Children learn to speak by listening, and how well they succeed has big consequences on their general happiness, progress at school and later outcomes in life. That's why it's so important to get help for children who aren't hearing well, or struggle with learning to talk. But hearing problems in children are under-diagnosed, and children who have them too rarely get the services they need, according to the American Speech-Language-Hearing Association (ASHA).
May is Better Hearing and Speech Month, a good reminder for parents to take their child in for a hearing screening if they suspect a problem with hearing or speech.
"Helen Keller once noted that of all her impairments, she was perhaps troubled most by her lack of speech and hearing," according to Michigan State University's communicative sciences and disorders department. "She elaborated that while blindness separated her from things, her lack of speech and hearing separated her from people — the human connection of communication."
About 43 million U.S. people have a speech, voice, language or hearing impairment and almost 28 million have hearing loss. About 10 percent of children have moderate to severe communication impairments, making them four to five times more likely than other kids to have other language-learning disabilities such as reading problems, MSU statistics say.
Hearing loss affects children in multiple ways. Speech and language skills develop more slowly and academic achievement can be reduced. These problems often lead to social isolation and poor self-esteem, ASHA reported. But early intervention can help.Comment on this story
In recognition of Better Speech and Hearing Month, the national advocacy group is encouraging parents not to wait to seek services if they suspect a problem such as stuttering, articulation, slow development of vocabulary or impaired hearing.

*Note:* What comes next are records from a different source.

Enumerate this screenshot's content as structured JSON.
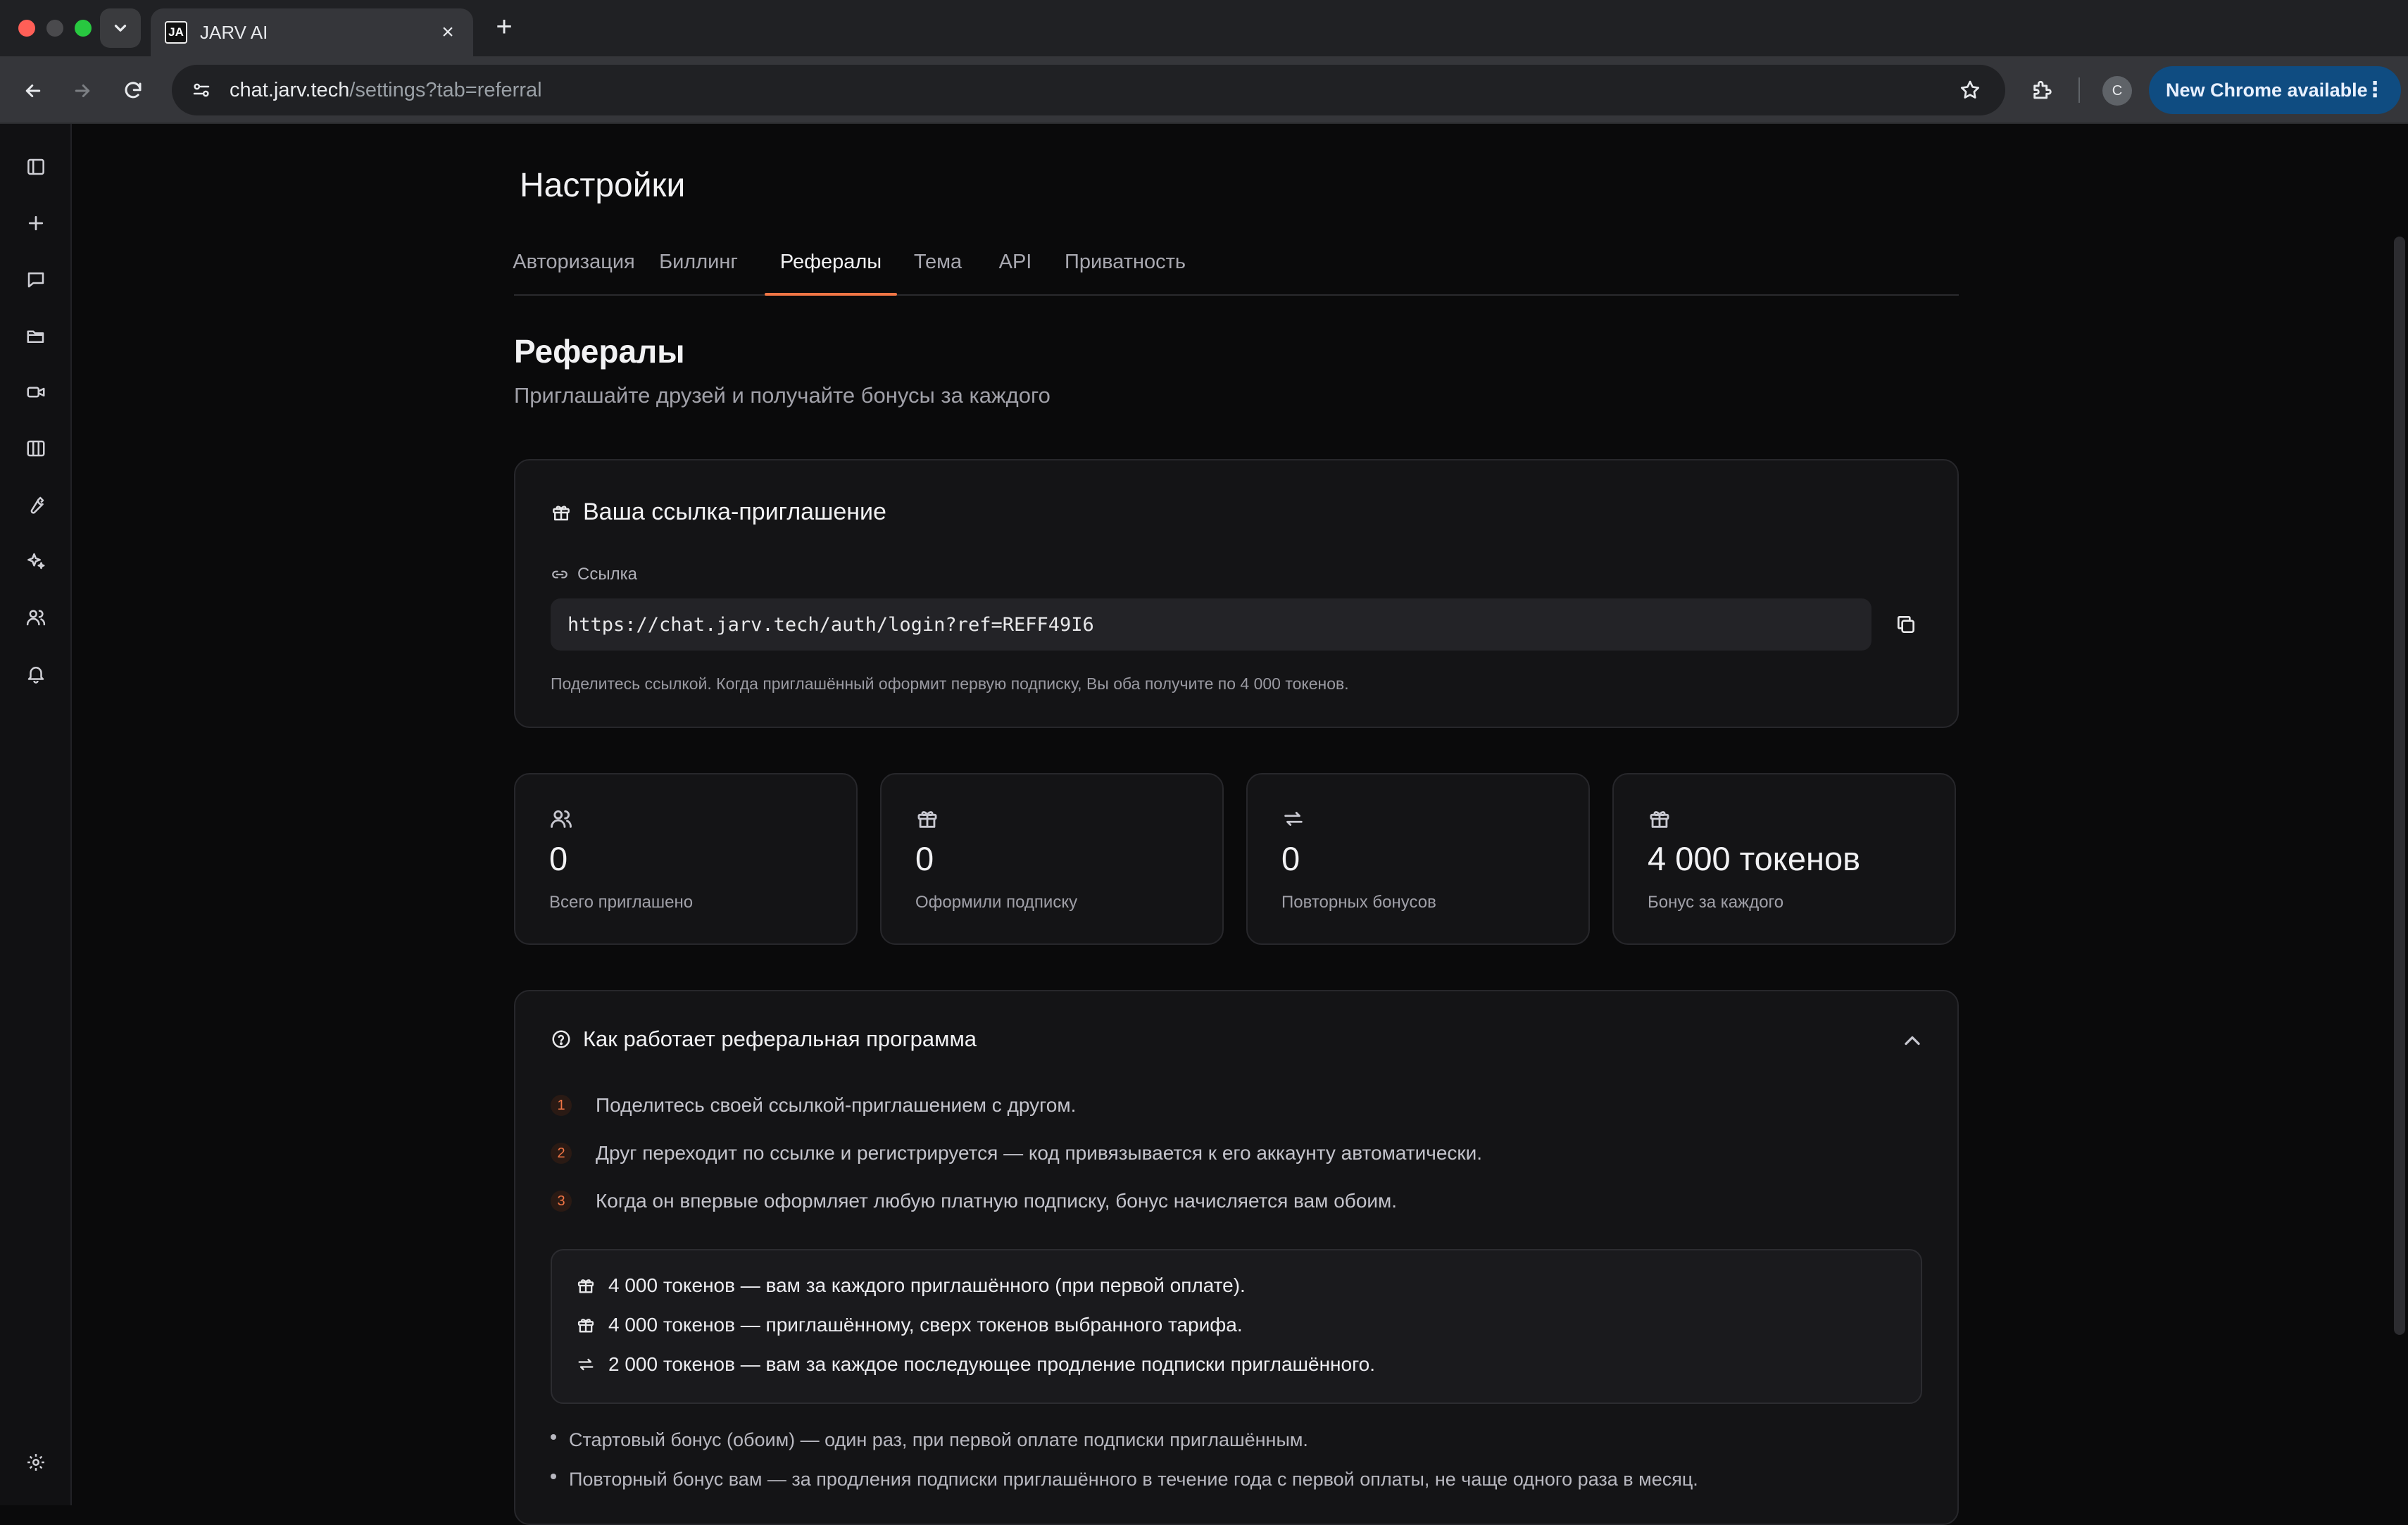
{
  "browser": {
    "tab_title": "JARV AI",
    "tab_favicon": "JA",
    "url_host": "chat.jarv.tech",
    "url_path": "/settings?tab=referral",
    "profile_initial": "C",
    "update_label": "New Chrome available"
  },
  "sidebar": {
    "icons": [
      "sidebar-toggle-icon",
      "plus-icon",
      "chat-icon",
      "folder-icon",
      "video-icon",
      "columns-icon",
      "wrench-icon",
      "sparkles-icon",
      "users-icon",
      "bell-icon",
      "gear-icon"
    ]
  },
  "settings": {
    "title": "Настройки",
    "tabs": [
      {
        "label": "Авторизация"
      },
      {
        "label": "Биллинг"
      },
      {
        "label": "Рефералы"
      },
      {
        "label": "Тема"
      },
      {
        "label": "API"
      },
      {
        "label": "Приватность"
      }
    ],
    "active_tab": "Рефералы"
  },
  "referral": {
    "title": "Рефералы",
    "subtitle": "Приглашайте друзей и получайте бонусы за каждого",
    "invite": {
      "title": "Ваша ссылка-приглашение",
      "field_label": "Ссылка",
      "link": "https://chat.jarv.tech/auth/login?ref=REFF49I6",
      "hint": "Поделитесь ссылкой. Когда приглашённый оформит первую подписку, Вы оба получите по 4 000 токенов."
    },
    "stats": [
      {
        "icon": "users-icon",
        "value": "0",
        "label": "Всего приглашено"
      },
      {
        "icon": "gift-icon",
        "value": "0",
        "label": "Оформили подписку"
      },
      {
        "icon": "repeat-icon",
        "value": "0",
        "label": "Повторных бонусов"
      },
      {
        "icon": "gift-icon",
        "value": "4 000 токенов",
        "label": "Бонус за каждого"
      }
    ],
    "how": {
      "title": "Как работает реферальная программа",
      "steps": [
        {
          "num": "1",
          "text": "Поделитесь своей ссылкой-приглашением с другом."
        },
        {
          "num": "2",
          "text": "Друг переходит по ссылке и регистрируется — код привязывается к его аккаунту автоматически."
        },
        {
          "num": "3",
          "text": "Когда он впервые оформляет любую платную подписку, бонус начисляется вам обоим."
        }
      ],
      "bonuses": [
        {
          "icon": "gift-icon",
          "text": "4 000 токенов — вам за каждого приглашённого (при первой оплате)."
        },
        {
          "icon": "gift-icon",
          "text": "4 000 токенов — приглашённому, сверх токенов выбранного тарифа."
        },
        {
          "icon": "repeat-icon",
          "text": "2 000 токенов — вам за каждое последующее продление подписки приглашённого."
        }
      ],
      "notes": [
        "Стартовый бонус (обоим) — один раз, при первой оплате подписки приглашённым.",
        "Повторный бонус вам — за продления подписки приглашённого в течение года с первой оплаты, не чаще одного раза в месяц."
      ]
    }
  },
  "colors": {
    "accent": "#f07545",
    "background": "#0a0a0b",
    "card": "#141416"
  }
}
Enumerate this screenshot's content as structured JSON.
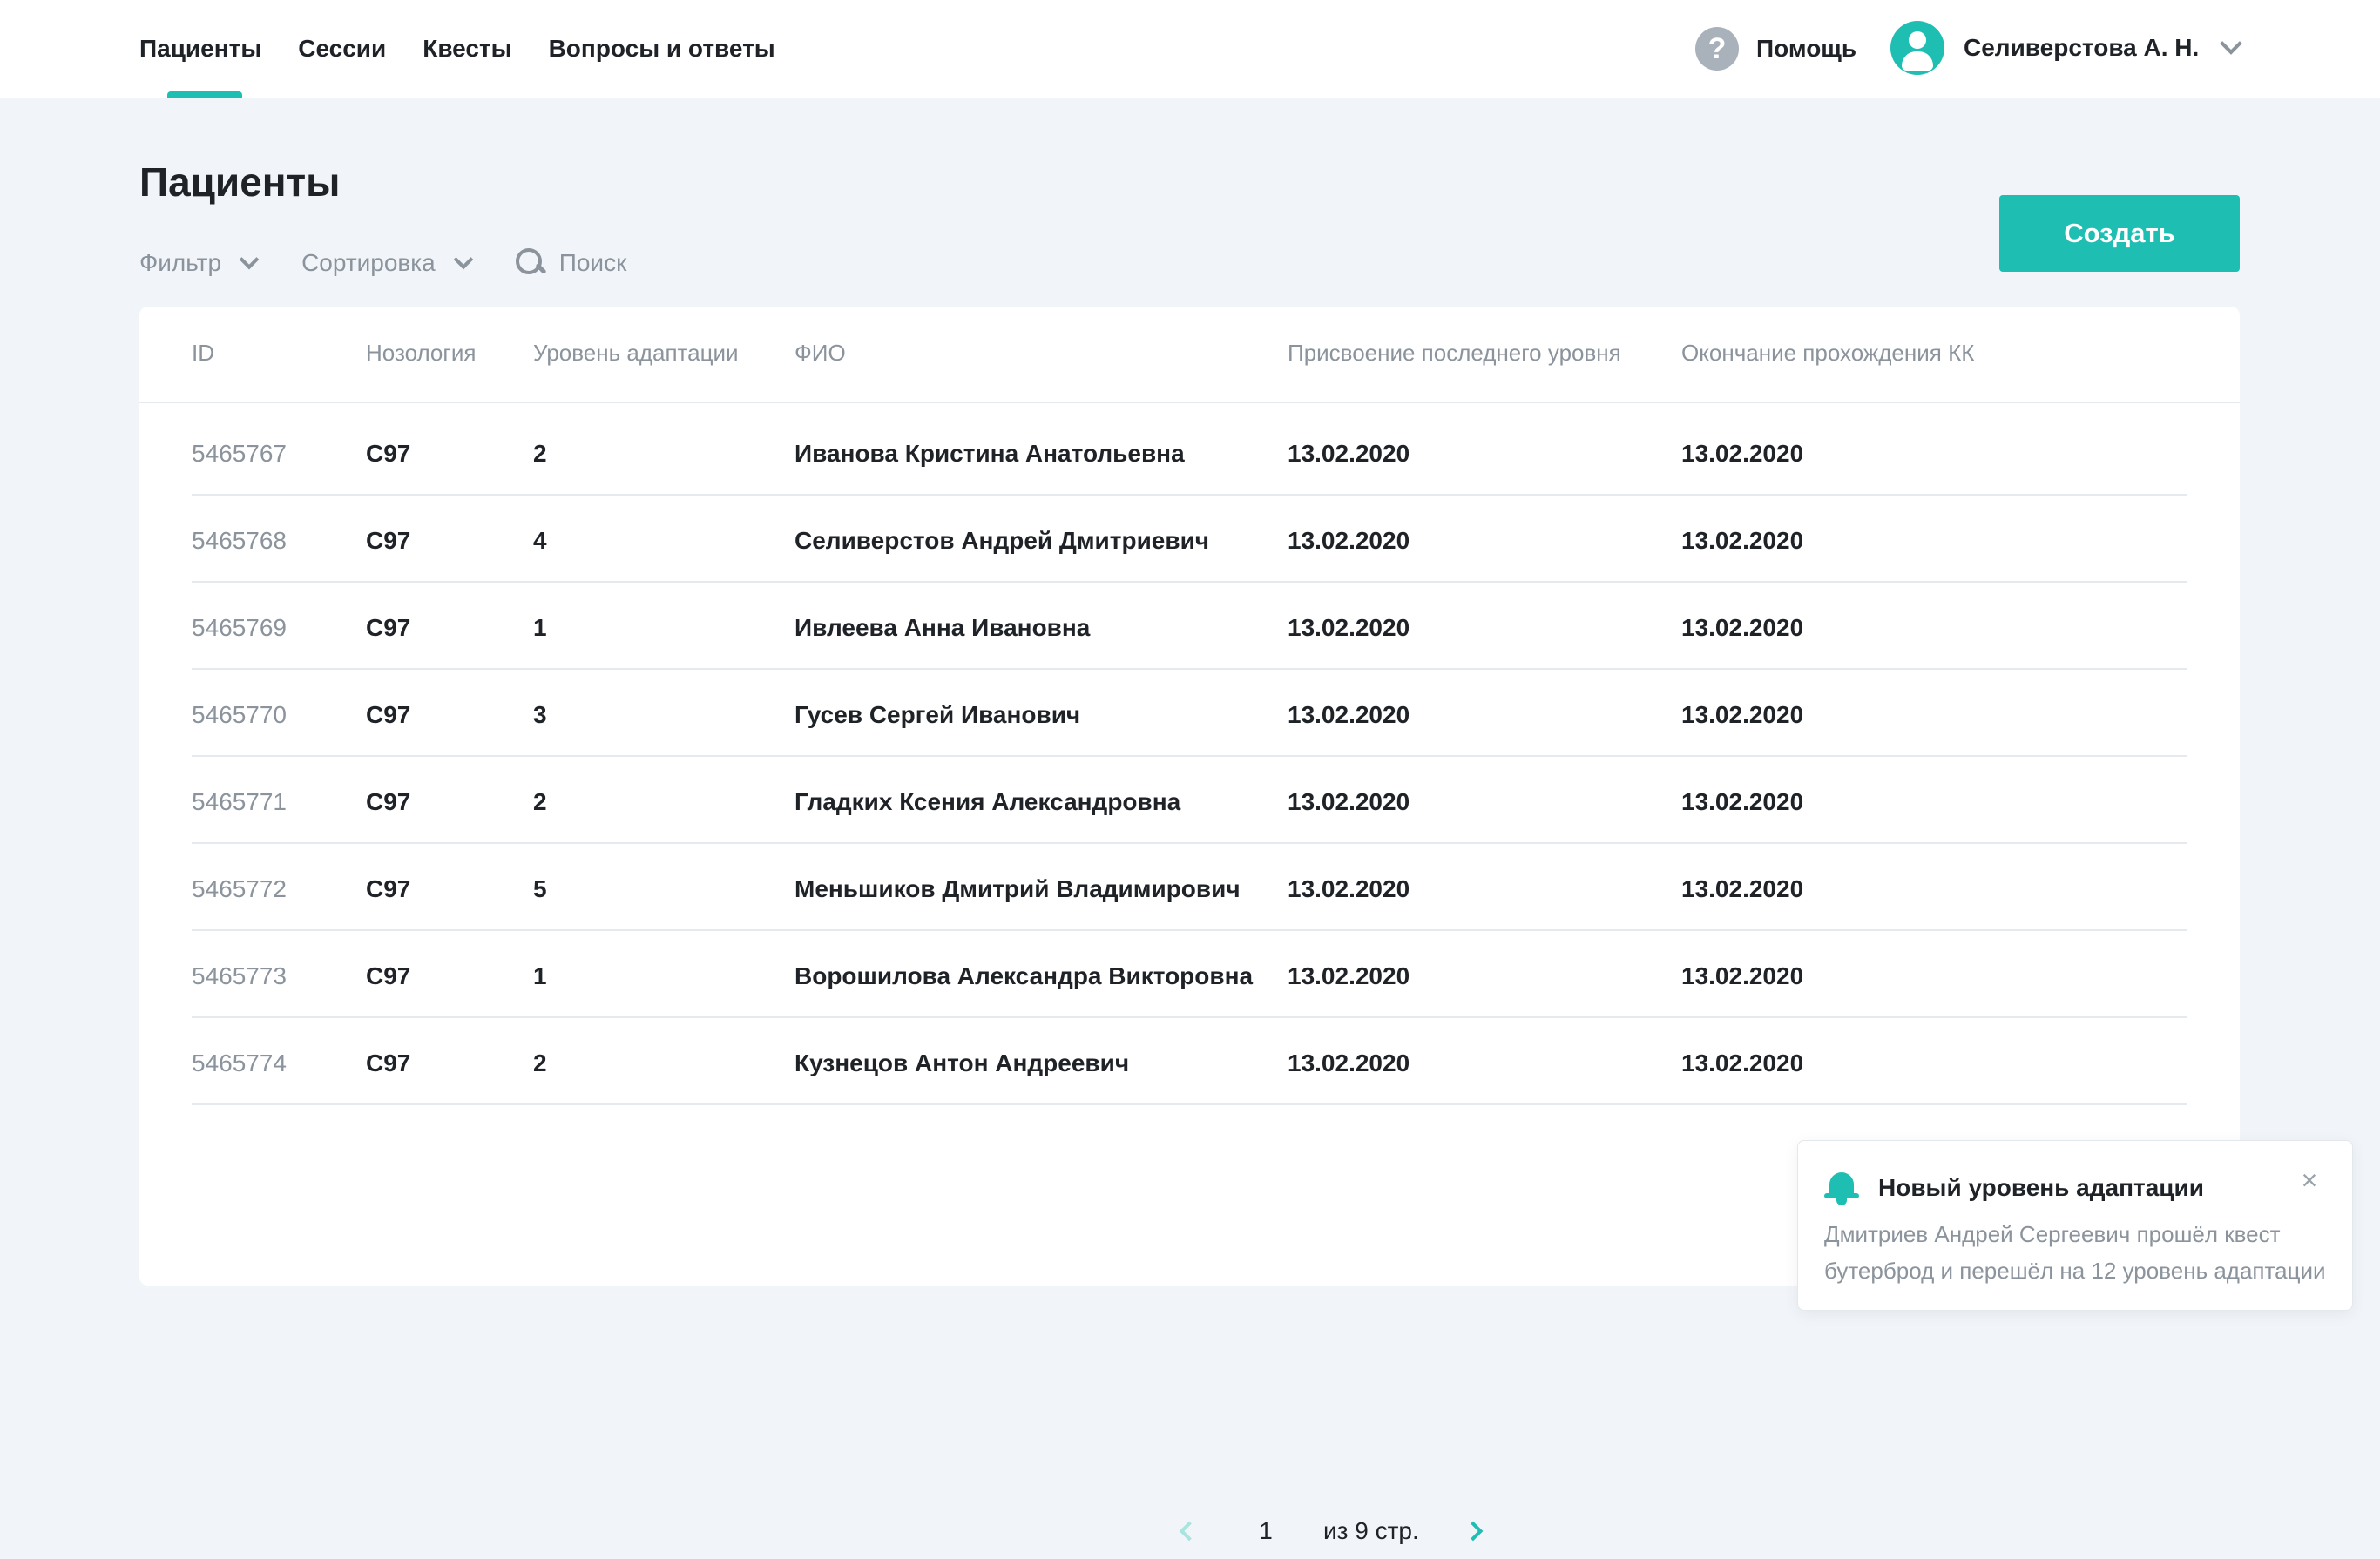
{
  "nav": {
    "items": [
      {
        "label": "Пациенты",
        "name": "nav-patients"
      },
      {
        "label": "Сессии",
        "name": "nav-sessions"
      },
      {
        "label": "Квесты",
        "name": "nav-quests"
      },
      {
        "label": "Вопросы и ответы",
        "name": "nav-faq"
      }
    ],
    "active_index": 0
  },
  "header": {
    "help_label": "Помощь",
    "help_icon": "help-icon",
    "user_name": "Селиверстова А. Н.",
    "user_icon": "avatar-icon"
  },
  "page": {
    "title": "Пациенты",
    "filter_label": "Фильтр",
    "sort_label": "Сортировка",
    "search_placeholder": "Поиск",
    "create_label": "Создать"
  },
  "colors": {
    "accent": "#1ebfb2",
    "background": "#f1f5f9",
    "muted_text": "#8b939c"
  },
  "table": {
    "columns": [
      "ID",
      "Нозология",
      "Уровень адаптации",
      "ФИО",
      "Присвоение последнего уровня",
      "Окончание прохождения КК"
    ],
    "rows": [
      [
        "5465767",
        "C97",
        "2",
        "Иванова Кристина Анатольевна",
        "13.02.2020",
        "13.02.2020"
      ],
      [
        "5465768",
        "C97",
        "4",
        "Селиверстов Андрей Дмитриевич",
        "13.02.2020",
        "13.02.2020"
      ],
      [
        "5465769",
        "C97",
        "1",
        "Ивлеева Анна Ивановна",
        "13.02.2020",
        "13.02.2020"
      ],
      [
        "5465770",
        "C97",
        "3",
        "Гусев Сергей Иванович",
        "13.02.2020",
        "13.02.2020"
      ],
      [
        "5465771",
        "C97",
        "2",
        "Гладких Ксения Александровна",
        "13.02.2020",
        "13.02.2020"
      ],
      [
        "5465772",
        "C97",
        "5",
        "Меньшиков Дмитрий Владимирович",
        "13.02.2020",
        "13.02.2020"
      ],
      [
        "5465773",
        "C97",
        "1",
        "Ворошилова Александра Викторовна",
        "13.02.2020",
        "13.02.2020"
      ],
      [
        "5465774",
        "C97",
        "2",
        "Кузнецов Антон Андреевич",
        "13.02.2020",
        "13.02.2020"
      ]
    ]
  },
  "pagination": {
    "current_page": "1",
    "total_label": "из 9 стр."
  },
  "toast": {
    "icon": "bell-icon",
    "title": "Новый уровень адаптации",
    "text": "Дмитриев Андрей Сергеевич прошёл квест бутерброд и перешёл на 12 уровень адаптации",
    "close_symbol": "×"
  }
}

Parents who think their children may have such problems can check ASHA's online directory of audiology and speech-language pathology programs to find a certified speech-language pathologist or audiologist in their area. Find it at www.asha.org/findpro/. Many local school districts have early intervention programs for babies and pre-school children with speech and hearing difficulties, another good avenue for parents to pursue.